Stored entries:
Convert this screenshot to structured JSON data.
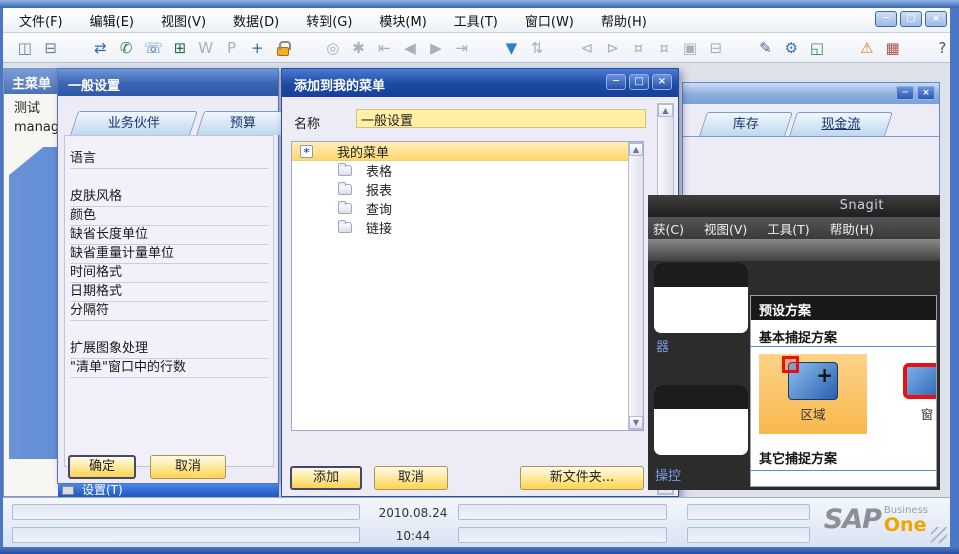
{
  "chrome": {
    "menu_items": [
      "文件(F)",
      "编辑(E)",
      "视图(V)",
      "数据(D)",
      "转到(G)",
      "模块(M)",
      "工具(T)",
      "窗口(W)",
      "帮助(H)"
    ],
    "glyphs": {
      "minimize": "─",
      "maximize": "□",
      "close": "×",
      "up": "▲",
      "down": "▼"
    }
  },
  "toolbar": {
    "icons": [
      {
        "name": "print-preview-icon",
        "glyph": "◫",
        "color": "#5f7da6"
      },
      {
        "name": "print-icon",
        "glyph": "⊟",
        "color": "#5f7da6"
      },
      {
        "name": "send-message-icon",
        "glyph": "⇄",
        "color": "#2f6cb0",
        "gap": true
      },
      {
        "name": "mobile-phone-icon",
        "glyph": "✆",
        "color": "#2e7d4f"
      },
      {
        "name": "fax-icon",
        "glyph": "☏",
        "color": "#2f6cb0"
      },
      {
        "name": "excel-export-icon",
        "glyph": "⊞",
        "color": "#1e7145"
      },
      {
        "name": "word-export-icon",
        "glyph": "W",
        "color": "#a8b0bc"
      },
      {
        "name": "pdf-export-icon",
        "glyph": "P",
        "color": "#a8b0bc"
      },
      {
        "name": "navigate-icon",
        "glyph": "+",
        "color": "#2f6cb0"
      },
      {
        "name": "lock-icon",
        "shape": "lock",
        "color": "#e0a020"
      },
      {
        "name": "find-icon",
        "glyph": "◎",
        "color": "#a8b0bc",
        "gap": true
      },
      {
        "name": "add-record-icon",
        "glyph": "✱",
        "color": "#a8b0bc"
      },
      {
        "name": "first-record-icon",
        "glyph": "⇤",
        "color": "#a8b0bc"
      },
      {
        "name": "previous-record-icon",
        "glyph": "◀",
        "color": "#a8b0bc"
      },
      {
        "name": "next-record-icon",
        "glyph": "▶",
        "color": "#a8b0bc"
      },
      {
        "name": "last-record-icon",
        "glyph": "⇥",
        "color": "#a8b0bc"
      },
      {
        "name": "filter-icon",
        "glyph": "▼",
        "color": "#2f7cd0",
        "gap": true
      },
      {
        "name": "sort-icon",
        "glyph": "⇅",
        "color": "#a8b0bc"
      },
      {
        "name": "previous-document-icon",
        "glyph": "⊲",
        "color": "#a8b0bc",
        "gap": true
      },
      {
        "name": "next-document-icon",
        "glyph": "⊳",
        "color": "#a8b0bc"
      },
      {
        "name": "payment-means-icon",
        "glyph": "¤",
        "color": "#a8b0bc"
      },
      {
        "name": "gross-profit-icon",
        "glyph": "¤",
        "color": "#a8b0bc"
      },
      {
        "name": "copy-table-icon",
        "glyph": "▣",
        "color": "#a8b0bc"
      },
      {
        "name": "journal-icon",
        "glyph": "⊟",
        "color": "#a8b0bc"
      },
      {
        "name": "edit-pencil-icon",
        "glyph": "✎",
        "color": "#51669a",
        "gap": true
      },
      {
        "name": "form-settings-gear-icon",
        "glyph": "⚙",
        "color": "#3f74ae"
      },
      {
        "name": "query-form-icon",
        "glyph": "◱",
        "color": "#2f8a56"
      },
      {
        "name": "alert-warning-icon",
        "glyph": "⚠",
        "color": "#e07818",
        "gap": true
      },
      {
        "name": "calendar-icon",
        "glyph": "▦",
        "color": "#b05050"
      },
      {
        "name": "help-icon",
        "glyph": "?",
        "color": "#555555",
        "gap": true
      }
    ]
  },
  "main_menu_window": {
    "title": "主菜单",
    "items": [
      "测试",
      "manag"
    ]
  },
  "general_settings_window": {
    "title": "一般设置",
    "tabs": [
      "业务伙伴",
      "预算"
    ],
    "rows": [
      "语言",
      null,
      "皮肤风格",
      "颜色",
      "缺省长度单位",
      "缺省重量计量单位",
      "时间格式",
      "日期格式",
      "分隔符",
      null,
      "扩展图象处理",
      "\"清单\"窗口中的行数"
    ],
    "ok_label": "确定",
    "cancel_label": "取消"
  },
  "highlighted_menu_row": {
    "label": "设置(T)"
  },
  "add_to_my_menu_dialog": {
    "title": "添加到我的菜单",
    "name_label": "名称",
    "name_value": "一般设置",
    "tree_root": "我的菜单",
    "tree_children": [
      "表格",
      "报表",
      "查询",
      "链接"
    ],
    "add_label": "添加",
    "cancel_label": "取消",
    "new_folder_label": "新文件夹..."
  },
  "inventory_window": {
    "tabs": [
      {
        "label": "库存",
        "underline": false
      },
      {
        "label": "现金流",
        "underline": true
      }
    ]
  },
  "snagit_window": {
    "title": "Snagit",
    "menu_items": [
      "获(C)",
      "视图(V)",
      "工具(T)",
      "帮助(H)"
    ],
    "thumb_labels": [
      "器",
      "操控"
    ],
    "presets_panel": {
      "header": "预设方案",
      "section_basic": "基本捕捉方案",
      "tile_region_label": "区域",
      "tile_window_label": "窗",
      "section_other": "其它捕捉方案"
    }
  },
  "status_bar": {
    "date": "2010.08.24",
    "time": "10:44"
  },
  "logo": {
    "sap": "SAP",
    "business": "Business",
    "one": "One"
  }
}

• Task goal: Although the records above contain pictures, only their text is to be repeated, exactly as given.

• Final answer:
Convert this screenshot to structured JSON data.
{
  "chrome": {
    "menu_items": [
      "文件(F)",
      "编辑(E)",
      "视图(V)",
      "数据(D)",
      "转到(G)",
      "模块(M)",
      "工具(T)",
      "窗口(W)",
      "帮助(H)"
    ],
    "glyphs": {
      "minimize": "─",
      "maximize": "□",
      "close": "×",
      "up": "▲",
      "down": "▼"
    }
  },
  "toolbar": {
    "icons": [
      {
        "name": "print-preview-icon",
        "glyph": "◫",
        "color": "#5f7da6"
      },
      {
        "name": "print-icon",
        "glyph": "⊟",
        "color": "#5f7da6"
      },
      {
        "name": "send-message-icon",
        "glyph": "⇄",
        "color": "#2f6cb0",
        "gap": true
      },
      {
        "name": "mobile-phone-icon",
        "glyph": "✆",
        "color": "#2e7d4f"
      },
      {
        "name": "fax-icon",
        "glyph": "☏",
        "color": "#2f6cb0"
      },
      {
        "name": "excel-export-icon",
        "glyph": "⊞",
        "color": "#1e7145"
      },
      {
        "name": "word-export-icon",
        "glyph": "W",
        "color": "#a8b0bc"
      },
      {
        "name": "pdf-export-icon",
        "glyph": "P",
        "color": "#a8b0bc"
      },
      {
        "name": "navigate-icon",
        "glyph": "+",
        "color": "#2f6cb0"
      },
      {
        "name": "lock-icon",
        "shape": "lock",
        "color": "#e0a020"
      },
      {
        "name": "find-icon",
        "glyph": "◎",
        "color": "#a8b0bc",
        "gap": true
      },
      {
        "name": "add-record-icon",
        "glyph": "✱",
        "color": "#a8b0bc"
      },
      {
        "name": "first-record-icon",
        "glyph": "⇤",
        "color": "#a8b0bc"
      },
      {
        "name": "previous-record-icon",
        "glyph": "◀",
        "color": "#a8b0bc"
      },
      {
        "name": "next-record-icon",
        "glyph": "▶",
        "color": "#a8b0bc"
      },
      {
        "name": "last-record-icon",
        "glyph": "⇥",
        "color": "#a8b0bc"
      },
      {
        "name": "filter-icon",
        "glyph": "▼",
        "color": "#2f7cd0",
        "gap": true
      },
      {
        "name": "sort-icon",
        "glyph": "⇅",
        "color": "#a8b0bc"
      },
      {
        "name": "previous-document-icon",
        "glyph": "⊲",
        "color": "#a8b0bc",
        "gap": true
      },
      {
        "name": "next-document-icon",
        "glyph": "⊳",
        "color": "#a8b0bc"
      },
      {
        "name": "payment-means-icon",
        "glyph": "¤",
        "color": "#a8b0bc"
      },
      {
        "name": "gross-profit-icon",
        "glyph": "¤",
        "color": "#a8b0bc"
      },
      {
        "name": "copy-table-icon",
        "glyph": "▣",
        "color": "#a8b0bc"
      },
      {
        "name": "journal-icon",
        "glyph": "⊟",
        "color": "#a8b0bc"
      },
      {
        "name": "edit-pencil-icon",
        "glyph": "✎",
        "color": "#51669a",
        "gap": true
      },
      {
        "name": "form-settings-gear-icon",
        "glyph": "⚙",
        "color": "#3f74ae"
      },
      {
        "name": "query-form-icon",
        "glyph": "◱",
        "color": "#2f8a56"
      },
      {
        "name": "alert-warning-icon",
        "glyph": "⚠",
        "color": "#e07818",
        "gap": true
      },
      {
        "name": "calendar-icon",
        "glyph": "▦",
        "color": "#b05050"
      },
      {
        "name": "help-icon",
        "glyph": "?",
        "color": "#555555",
        "gap": true
      }
    ]
  },
  "main_menu_window": {
    "title": "主菜单",
    "items": [
      "测试",
      "manag"
    ]
  },
  "general_settings_window": {
    "title": "一般设置",
    "tabs": [
      "业务伙伴",
      "预算"
    ],
    "rows": [
      "语言",
      null,
      "皮肤风格",
      "颜色",
      "缺省长度单位",
      "缺省重量计量单位",
      "时间格式",
      "日期格式",
      "分隔符",
      null,
      "扩展图象处理",
      "\"清单\"窗口中的行数"
    ],
    "ok_label": "确定",
    "cancel_label": "取消"
  },
  "highlighted_menu_row": {
    "label": "设置(T)"
  },
  "add_to_my_menu_dialog": {
    "title": "添加到我的菜单",
    "name_label": "名称",
    "name_value": "一般设置",
    "tree_root": "我的菜单",
    "tree_children": [
      "表格",
      "报表",
      "查询",
      "链接"
    ],
    "add_label": "添加",
    "cancel_label": "取消",
    "new_folder_label": "新文件夹..."
  },
  "inventory_window": {
    "tabs": [
      {
        "label": "库存",
        "underline": false
      },
      {
        "label": "现金流",
        "underline": true
      }
    ]
  },
  "snagit_window": {
    "title": "Snagit",
    "menu_items": [
      "获(C)",
      "视图(V)",
      "工具(T)",
      "帮助(H)"
    ],
    "thumb_labels": [
      "器",
      "操控"
    ],
    "presets_panel": {
      "header": "预设方案",
      "section_basic": "基本捕捉方案",
      "tile_region_label": "区域",
      "tile_window_label": "窗",
      "section_other": "其它捕捉方案"
    }
  },
  "status_bar": {
    "date": "2010.08.24",
    "time": "10:44"
  },
  "logo": {
    "sap": "SAP",
    "business": "Business",
    "one": "One"
  }
}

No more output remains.